"For many believers, the shift in the Christianity of the presidency is already personal," Dias notes. "On the eve of his inauguration, Mr. Biden led the nation in a memorial service on the mall for victims of the coronavirus pandemic. He adopted the posture of a chaplain, noted Michelle Ami Reyes, the vice president of the Asian American Christian Collaborative, a group that started last year to combat anti-Asian racism rising from the pandemic."
"That is a deeply biblical posture, mourning with those who mourn," Reyes observed.
Los Angeles Archbishop Jose Gomez added, "Mr. Biden's piety and personal story, his moving witness to how faith has brought him solace in times of darkness and tragedy, his longstanding commitment to the Gospel's priority for the poor — all of this I find hopeful and inspiring."
What was the response?
As highlighted by Fox News, a variety of pundits pointed out that former Presidents George W. Bush and Jimmy Carter were outspoken about their Christian faith.
Pastor and author Daniel Darling took to Twitter to air out his grievances on the article and wrote, "George W. Bush said Jesus Christ was his favorite philosopher and credited Billy Graham with changing his life. Jimmy Carter taught Sunday school. Cmon."
George W Bush said Jesus Christ was his favorite philosopher and credited Billy Graham with changing his life. Jimm… https://t.co/ubJX32T2EL— Daniel Darling (@Daniel Darling) 1611459051.0
Mary-Margaret Olohan of the Daily Caller News Foundation added, "Lest we forget, the media roundly mocked Amy Coney Barrett's Catholicism. Her adherence to Catholic principle was used to suggest that she was unfit to be a Supreme Court justice. People suggested her large family was extreme and that she adopted her children for show."

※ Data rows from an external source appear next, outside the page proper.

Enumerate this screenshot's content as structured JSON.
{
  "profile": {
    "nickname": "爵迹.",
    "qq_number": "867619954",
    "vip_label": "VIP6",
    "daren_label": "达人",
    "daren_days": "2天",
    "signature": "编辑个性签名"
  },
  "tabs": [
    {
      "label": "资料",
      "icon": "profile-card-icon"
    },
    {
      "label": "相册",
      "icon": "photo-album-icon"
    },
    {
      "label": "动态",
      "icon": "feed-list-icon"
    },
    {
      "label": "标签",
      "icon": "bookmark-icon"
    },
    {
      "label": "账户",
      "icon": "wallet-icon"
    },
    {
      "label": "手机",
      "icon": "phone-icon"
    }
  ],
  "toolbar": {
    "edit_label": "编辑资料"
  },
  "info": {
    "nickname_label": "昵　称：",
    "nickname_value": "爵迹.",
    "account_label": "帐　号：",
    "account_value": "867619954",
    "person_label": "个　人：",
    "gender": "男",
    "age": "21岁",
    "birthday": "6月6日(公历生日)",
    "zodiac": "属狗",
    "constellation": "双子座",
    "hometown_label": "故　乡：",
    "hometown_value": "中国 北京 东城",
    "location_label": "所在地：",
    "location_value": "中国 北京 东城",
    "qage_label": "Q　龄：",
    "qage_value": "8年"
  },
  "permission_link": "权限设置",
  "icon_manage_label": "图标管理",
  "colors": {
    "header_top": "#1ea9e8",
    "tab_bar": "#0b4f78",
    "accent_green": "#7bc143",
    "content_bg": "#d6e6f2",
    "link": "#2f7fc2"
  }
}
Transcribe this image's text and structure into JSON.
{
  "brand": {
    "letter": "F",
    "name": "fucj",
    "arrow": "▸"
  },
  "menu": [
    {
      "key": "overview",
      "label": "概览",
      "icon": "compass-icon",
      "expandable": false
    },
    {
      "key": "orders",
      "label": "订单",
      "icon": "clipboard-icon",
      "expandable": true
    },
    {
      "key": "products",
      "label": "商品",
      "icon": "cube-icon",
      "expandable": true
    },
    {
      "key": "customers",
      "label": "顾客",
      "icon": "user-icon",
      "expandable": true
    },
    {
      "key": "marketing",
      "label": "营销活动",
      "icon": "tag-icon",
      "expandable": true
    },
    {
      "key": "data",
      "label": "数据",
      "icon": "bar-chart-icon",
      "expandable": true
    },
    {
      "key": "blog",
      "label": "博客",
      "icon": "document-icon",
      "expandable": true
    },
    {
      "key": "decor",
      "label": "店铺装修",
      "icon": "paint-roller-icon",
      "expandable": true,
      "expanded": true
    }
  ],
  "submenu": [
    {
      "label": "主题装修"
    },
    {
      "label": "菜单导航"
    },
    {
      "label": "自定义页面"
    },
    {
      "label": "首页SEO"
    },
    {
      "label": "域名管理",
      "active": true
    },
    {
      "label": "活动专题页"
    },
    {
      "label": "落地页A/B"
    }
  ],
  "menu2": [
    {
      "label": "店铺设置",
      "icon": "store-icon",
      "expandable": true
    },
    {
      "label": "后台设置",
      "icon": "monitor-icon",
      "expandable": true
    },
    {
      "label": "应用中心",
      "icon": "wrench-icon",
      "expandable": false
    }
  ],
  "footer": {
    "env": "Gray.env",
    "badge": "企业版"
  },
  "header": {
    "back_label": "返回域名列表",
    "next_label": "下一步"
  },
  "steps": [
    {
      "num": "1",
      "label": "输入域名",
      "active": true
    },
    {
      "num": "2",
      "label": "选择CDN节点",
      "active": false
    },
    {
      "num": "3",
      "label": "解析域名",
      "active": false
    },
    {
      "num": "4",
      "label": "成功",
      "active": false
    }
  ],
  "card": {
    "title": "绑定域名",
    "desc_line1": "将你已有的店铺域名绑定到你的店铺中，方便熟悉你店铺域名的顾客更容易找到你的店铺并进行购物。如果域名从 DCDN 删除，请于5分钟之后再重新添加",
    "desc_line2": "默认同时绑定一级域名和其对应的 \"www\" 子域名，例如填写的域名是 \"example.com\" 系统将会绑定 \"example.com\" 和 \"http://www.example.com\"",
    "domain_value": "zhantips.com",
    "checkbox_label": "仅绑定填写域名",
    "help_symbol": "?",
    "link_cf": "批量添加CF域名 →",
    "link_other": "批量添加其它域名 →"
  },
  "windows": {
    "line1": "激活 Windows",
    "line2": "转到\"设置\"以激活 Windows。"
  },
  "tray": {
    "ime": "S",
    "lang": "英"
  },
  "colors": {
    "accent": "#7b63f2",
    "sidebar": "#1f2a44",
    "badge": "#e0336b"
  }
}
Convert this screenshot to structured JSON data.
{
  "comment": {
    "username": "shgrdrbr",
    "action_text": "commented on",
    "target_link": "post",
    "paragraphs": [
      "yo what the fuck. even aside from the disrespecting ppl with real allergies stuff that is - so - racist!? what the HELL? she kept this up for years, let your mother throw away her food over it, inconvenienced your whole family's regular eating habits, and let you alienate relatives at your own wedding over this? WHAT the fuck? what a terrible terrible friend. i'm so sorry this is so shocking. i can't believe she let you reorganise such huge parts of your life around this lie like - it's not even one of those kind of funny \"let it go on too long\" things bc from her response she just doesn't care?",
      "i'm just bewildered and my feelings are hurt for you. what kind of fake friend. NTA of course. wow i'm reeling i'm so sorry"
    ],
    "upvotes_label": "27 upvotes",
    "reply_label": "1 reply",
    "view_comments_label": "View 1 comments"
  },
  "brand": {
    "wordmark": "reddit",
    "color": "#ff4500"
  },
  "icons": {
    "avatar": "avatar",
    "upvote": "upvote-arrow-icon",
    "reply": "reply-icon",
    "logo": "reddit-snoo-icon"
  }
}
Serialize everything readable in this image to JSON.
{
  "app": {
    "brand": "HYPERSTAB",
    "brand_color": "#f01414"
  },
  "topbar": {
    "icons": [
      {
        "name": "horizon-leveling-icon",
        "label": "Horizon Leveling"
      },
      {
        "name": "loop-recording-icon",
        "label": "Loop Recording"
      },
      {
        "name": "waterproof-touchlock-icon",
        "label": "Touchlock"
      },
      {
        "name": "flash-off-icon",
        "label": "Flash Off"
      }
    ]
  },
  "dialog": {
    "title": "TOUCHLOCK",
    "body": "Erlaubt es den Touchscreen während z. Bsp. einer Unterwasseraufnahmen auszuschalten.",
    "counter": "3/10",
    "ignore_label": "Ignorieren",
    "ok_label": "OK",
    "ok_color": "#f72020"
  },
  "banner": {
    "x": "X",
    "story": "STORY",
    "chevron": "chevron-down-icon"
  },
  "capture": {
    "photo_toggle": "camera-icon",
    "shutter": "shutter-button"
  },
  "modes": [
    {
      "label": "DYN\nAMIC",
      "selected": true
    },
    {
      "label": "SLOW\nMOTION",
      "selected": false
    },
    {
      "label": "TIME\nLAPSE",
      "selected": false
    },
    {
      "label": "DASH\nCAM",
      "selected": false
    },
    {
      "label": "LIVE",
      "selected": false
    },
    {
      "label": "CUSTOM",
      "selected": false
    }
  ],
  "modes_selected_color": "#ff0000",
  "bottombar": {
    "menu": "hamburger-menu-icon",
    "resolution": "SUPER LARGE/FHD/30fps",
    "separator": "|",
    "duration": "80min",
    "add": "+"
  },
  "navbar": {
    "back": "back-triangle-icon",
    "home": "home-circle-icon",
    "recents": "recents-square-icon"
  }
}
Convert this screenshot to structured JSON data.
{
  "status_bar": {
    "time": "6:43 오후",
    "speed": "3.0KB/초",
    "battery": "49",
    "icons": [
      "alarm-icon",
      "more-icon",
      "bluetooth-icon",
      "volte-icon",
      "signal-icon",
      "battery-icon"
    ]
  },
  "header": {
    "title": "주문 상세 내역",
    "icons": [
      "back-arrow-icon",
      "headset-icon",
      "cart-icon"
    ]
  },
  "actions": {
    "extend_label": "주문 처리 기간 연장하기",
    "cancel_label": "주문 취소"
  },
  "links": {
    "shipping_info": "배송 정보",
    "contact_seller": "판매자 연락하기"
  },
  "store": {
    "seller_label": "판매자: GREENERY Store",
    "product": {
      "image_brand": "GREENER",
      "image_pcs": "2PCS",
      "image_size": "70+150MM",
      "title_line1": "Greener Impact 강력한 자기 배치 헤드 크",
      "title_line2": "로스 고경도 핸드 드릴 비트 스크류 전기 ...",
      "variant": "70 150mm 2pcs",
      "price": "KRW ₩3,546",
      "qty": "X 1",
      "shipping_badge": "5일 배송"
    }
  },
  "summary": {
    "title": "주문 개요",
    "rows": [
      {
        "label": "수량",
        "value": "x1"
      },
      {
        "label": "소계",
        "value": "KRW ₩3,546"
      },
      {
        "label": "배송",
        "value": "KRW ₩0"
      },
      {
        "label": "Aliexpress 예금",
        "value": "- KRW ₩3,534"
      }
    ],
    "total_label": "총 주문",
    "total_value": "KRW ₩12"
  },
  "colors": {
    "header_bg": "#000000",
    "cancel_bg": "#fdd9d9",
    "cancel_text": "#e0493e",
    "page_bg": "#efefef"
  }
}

Social media users made similar sentiments and said that Biden simply couldn't reconcile his Christianity with his apparent pro-choice stance.
One user wrote, "The New York Times says Joe Biden is a good Catholic? Wow that's rich for the MSM when you have a obviously demented fraudulently elected president who supports the taking of innocent life before birth....can't be CATHOLIC and support ABORTION."
Another wrote, "@nytimes views Supreme Court Justice Amy Coney Barrett's catholic beliefs bad but Biden's good? Difference? One is Conservative and one is a Liberal. Further pushing their credibility down the toilet."
"If pro-abortion Joe Biden is a devout Roman Catholic like the laughable, lying, #FakeNews @nytimes reports he is, all devout Roman Catholics must be leftists. Roman Catholics wake-up, the left is destroying you're [sic] beliefs & u!" another user insisted.
Another social media user took the outlet to task over its reporting.
"Honestly, this is an example of how chronocentric our society has become," the user explained. "Everything new is the best, the greatest, or the most. With postmodern thought has come the lack of ability to think reflectively about the past meaningfully."
Yet another user said that Biden is hardly the barometer for Christian living.
"The NYT is the newspaper equivalent of Sponge Bob; intake literally makes people dumber," the user wrote. "Biden may believe in Christ, but unless he's also elected Pope (a possibility I won't comment upon) he's not the arbiter of what is or isn't moral/Christian for Catholics."